But they don’t become us.
Recognize the non-optional parts of our craft. And now and then, pull away from the lens.
I can see where you are coming from. I am a visual artist about to begin on my own MFA in Illustration. After over 20 years as a teacher in Asia, and coming back to the USA, I see a need in the American Education system that I can fill. So, my focus will be children’s book illustration. I see where the balance between what is optional and what is not is a reality that one can lose control of. Steven Covey’s The 7 Habits talks about this in his Time Matrix Management Matrix.
A big aspect of this balancing act is not losing focus on the creative path, and not losing the spirit that drives the creative path. Finding a way to experience inner silence is a necessity to me. How you deal with the tsunami of time drainers?

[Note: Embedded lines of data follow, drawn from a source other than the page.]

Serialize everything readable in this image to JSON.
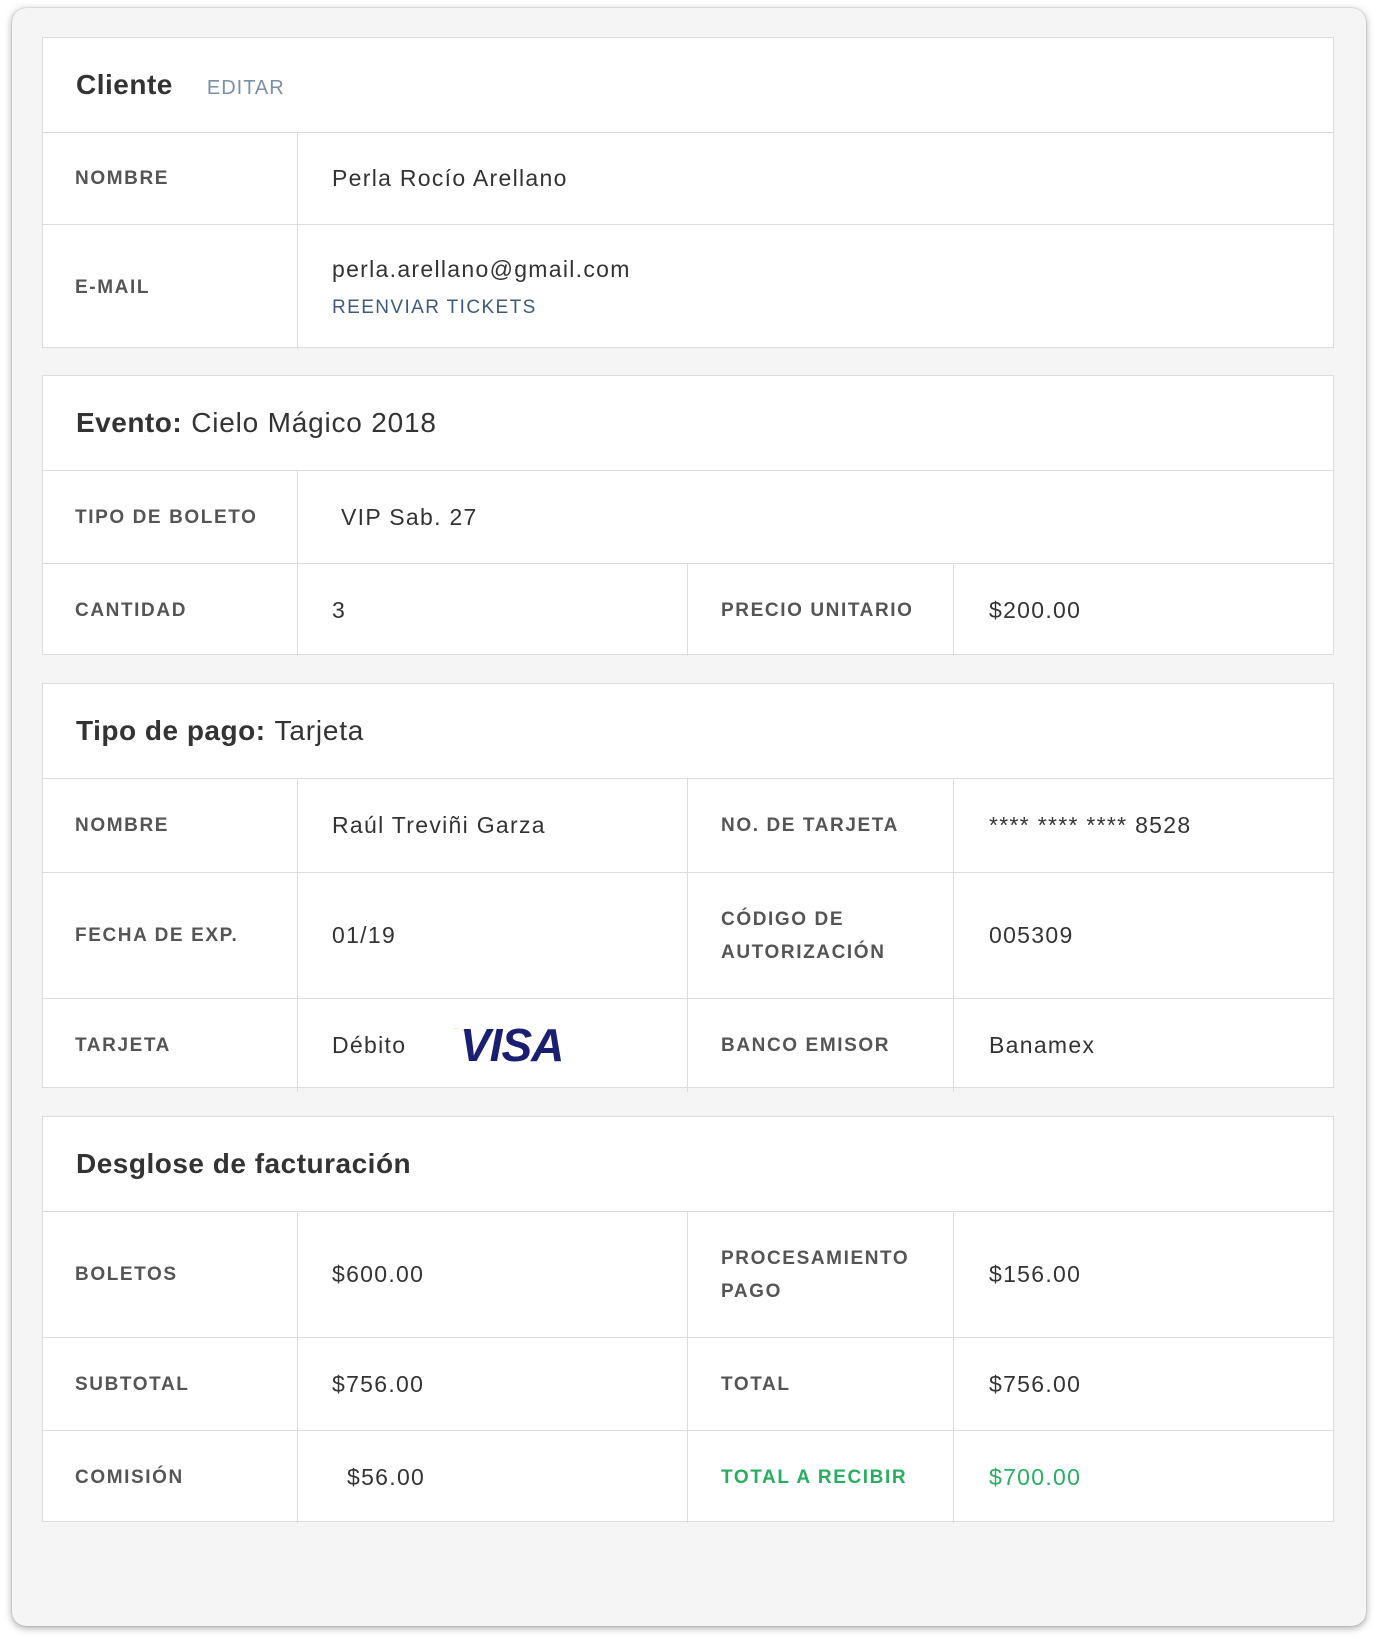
{
  "cliente": {
    "title": "Cliente",
    "edit_label": "EDITAR",
    "rows": {
      "nombre_label": "NOMBRE",
      "nombre_value": "Perla Rocío Arellano",
      "email_label": "E-MAIL",
      "email_value": "perla.arellano@gmail.com",
      "resend_label": "REENVIAR TICKETS"
    }
  },
  "evento": {
    "title": "Evento:",
    "name": "Cielo Mágico 2018",
    "tipo_label": "TIPO DE BOLETO",
    "tipo_value": "VIP Sab. 27",
    "cantidad_label": "CANTIDAD",
    "cantidad_value": "3",
    "precio_label": "PRECIO UNITARIO",
    "precio_value": "$200.00"
  },
  "pago": {
    "title": "Tipo de pago:",
    "tipo": "Tarjeta",
    "nombre_label": "NOMBRE",
    "nombre_value": "Raúl Treviñi Garza",
    "tarjeta_no_label": "NO. DE TARJETA",
    "tarjeta_no_value": "**** **** **** 8528",
    "fecha_label": "FECHA DE EXP.",
    "fecha_value": "01/19",
    "codigo_label": "CÓDIGO DE AUTORIZACIÓN",
    "codigo_value": "005309",
    "tarjeta_label": "TARJETA",
    "tarjeta_value": "Débito",
    "card_brand": "VISA",
    "banco_label": "BANCO EMISOR",
    "banco_value": "Banamex"
  },
  "facturacion": {
    "title": "Desglose de facturación",
    "boletos_label": "BOLETOS",
    "boletos_value": "$600.00",
    "procesamiento_label": "PROCESAMIENTO PAGO",
    "procesamiento_value": "$156.00",
    "subtotal_label": "SUBTOTAL",
    "subtotal_value": "$756.00",
    "total_label": "TOTAL",
    "total_value": "$756.00",
    "comision_label": "COMISIÓN",
    "comision_value": "$56.00",
    "recibir_label": "TOTAL A RECIBIR",
    "recibir_value": "$700.00"
  },
  "colors": {
    "accent_green": "#27ae60",
    "link_blue": "#3d5a7c",
    "edit_gray_blue": "#7b8fa8",
    "visa_blue": "#1a1f71",
    "visa_gold": "#f7a600"
  }
}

Thanks for the note — sounds like you’ve had some adventures (always fun) — and Bravo for the MFA! For me, it’s a challenge to fit it all in, but it’s so worth it. I’m sure you’ll find the same.

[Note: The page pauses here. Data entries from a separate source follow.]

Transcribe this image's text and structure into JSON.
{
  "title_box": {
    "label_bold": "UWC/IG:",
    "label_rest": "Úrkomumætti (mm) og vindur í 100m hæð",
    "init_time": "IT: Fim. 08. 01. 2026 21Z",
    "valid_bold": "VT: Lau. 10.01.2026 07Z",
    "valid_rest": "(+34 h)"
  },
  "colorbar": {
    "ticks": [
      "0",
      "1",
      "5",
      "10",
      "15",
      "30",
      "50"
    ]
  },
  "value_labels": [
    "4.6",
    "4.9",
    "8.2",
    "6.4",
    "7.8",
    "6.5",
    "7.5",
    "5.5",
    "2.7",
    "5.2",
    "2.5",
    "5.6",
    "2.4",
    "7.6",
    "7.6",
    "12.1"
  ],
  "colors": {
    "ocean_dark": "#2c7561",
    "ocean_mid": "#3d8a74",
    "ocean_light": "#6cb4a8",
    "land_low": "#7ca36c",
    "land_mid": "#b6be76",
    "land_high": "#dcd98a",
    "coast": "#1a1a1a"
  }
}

I know Covey well (I used to teach leadership and management at the college level, and we used quite a bit of his work in the intro classes, as well as in a wellness class). There are a bunch of cool tools for us, as artists, to use (Covey, Robbins, etc. — shoot, they’re cool tools for everyone!). I believe that artists of any kind need to learn the tools and guard, measure, and mete out our time, in order to protect the craft.

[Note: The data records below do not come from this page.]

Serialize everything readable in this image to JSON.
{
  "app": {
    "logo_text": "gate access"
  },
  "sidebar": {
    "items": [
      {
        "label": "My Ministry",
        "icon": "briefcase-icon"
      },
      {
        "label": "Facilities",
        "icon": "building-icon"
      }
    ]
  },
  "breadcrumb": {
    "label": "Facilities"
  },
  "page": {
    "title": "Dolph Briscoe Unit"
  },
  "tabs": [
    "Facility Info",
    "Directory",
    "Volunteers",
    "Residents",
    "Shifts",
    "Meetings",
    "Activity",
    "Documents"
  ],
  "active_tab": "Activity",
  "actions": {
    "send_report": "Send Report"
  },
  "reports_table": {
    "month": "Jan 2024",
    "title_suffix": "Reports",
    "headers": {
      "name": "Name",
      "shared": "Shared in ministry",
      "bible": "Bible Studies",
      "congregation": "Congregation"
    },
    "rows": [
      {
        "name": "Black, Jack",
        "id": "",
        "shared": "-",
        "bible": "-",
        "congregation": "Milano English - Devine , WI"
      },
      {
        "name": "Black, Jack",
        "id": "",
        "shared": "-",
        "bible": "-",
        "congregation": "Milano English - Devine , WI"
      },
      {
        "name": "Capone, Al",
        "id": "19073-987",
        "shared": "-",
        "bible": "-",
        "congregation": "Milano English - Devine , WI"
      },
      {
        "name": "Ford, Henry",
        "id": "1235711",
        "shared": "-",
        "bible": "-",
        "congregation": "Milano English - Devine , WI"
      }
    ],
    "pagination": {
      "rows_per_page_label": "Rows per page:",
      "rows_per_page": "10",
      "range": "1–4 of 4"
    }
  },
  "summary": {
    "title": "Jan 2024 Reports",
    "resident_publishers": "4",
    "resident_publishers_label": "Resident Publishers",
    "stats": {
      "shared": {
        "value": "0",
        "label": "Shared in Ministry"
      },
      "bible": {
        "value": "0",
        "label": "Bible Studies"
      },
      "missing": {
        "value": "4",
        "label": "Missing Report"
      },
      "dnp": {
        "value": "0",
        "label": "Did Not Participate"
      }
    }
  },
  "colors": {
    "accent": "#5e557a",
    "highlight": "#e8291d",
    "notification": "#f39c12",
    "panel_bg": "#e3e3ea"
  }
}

I completely agree with nurturing the spirit, particularly in the face of tsunami time drainers (love your word picture) :).
How do I deal? Lots of ways. As you’ve hinted at in your post, I believe that there are two categories that challenge us: 1) how to deal with making sure that we have inner energy and 2) how to deal with making sure the schedule doesn’t overtake us.
Here are my personal guidelines:
* I’m super protective of my health. Health = energy. I do all the “healthy things” like juicing, clean and lean eating, etc. It’s a lifestyle.
* I prioritize daily, beginning with thinking about daily schedules the night before. That lets my brain process and think through what’s coming, while sleeping. (There are some cool studies on how the brain works at night 🙂
* Though I’ve been a proponent of prayer for years, my newest inner silence time is a short but meaningful meditation time every morning (first), followed by prayer. Very centering. Calming. My motto: Great strength comes from great faith.
* You’ll like this one: Often, to renew, I paint. Check out “Celtwynd” on Etsy :). Though painting has been for myself for years, I was encouraged to open the site, as well as putting paintings in local coffee shops. Very fun to return to my roots of physical art. And it’s great how certain things (like painting) actually feed us, not drain us (it makes my writing time more productive).
* Finally, I have a tight but manageable schedule. Yes, there’s margin in the schedule (see Richard Swenson’s book, Margin). But, for the most part, I know what I’m doing when. Scheduling writing time is an absolute must. Then scheduling “homework” in the MFA is in there…and scheduling work…and even scheduling time with kids. I look forward to a day when the schedule is not as guided, but for now, it works.
Whoa. This turned into a post. (ha)
I appreciate your questions and would love to hear back on what you do, as well. After all, we’re in this together.
Oh, and PS. I love your work and encourage anyone reading this to check out Anthony’s site and blog. Though I’m nowhere near your level of skill, Anthony, lest you think I’m a complete hack in visual art, the Celtwynd shop is only for the freeing abstract part of what I do, opening myself up to story. (Creativity breeds creativity, I say.) I’m actually classically trained, and my pencil work (not on the site) is realism. So, hey. Take the pages with a a shaker of salt, lol. Again, love your work.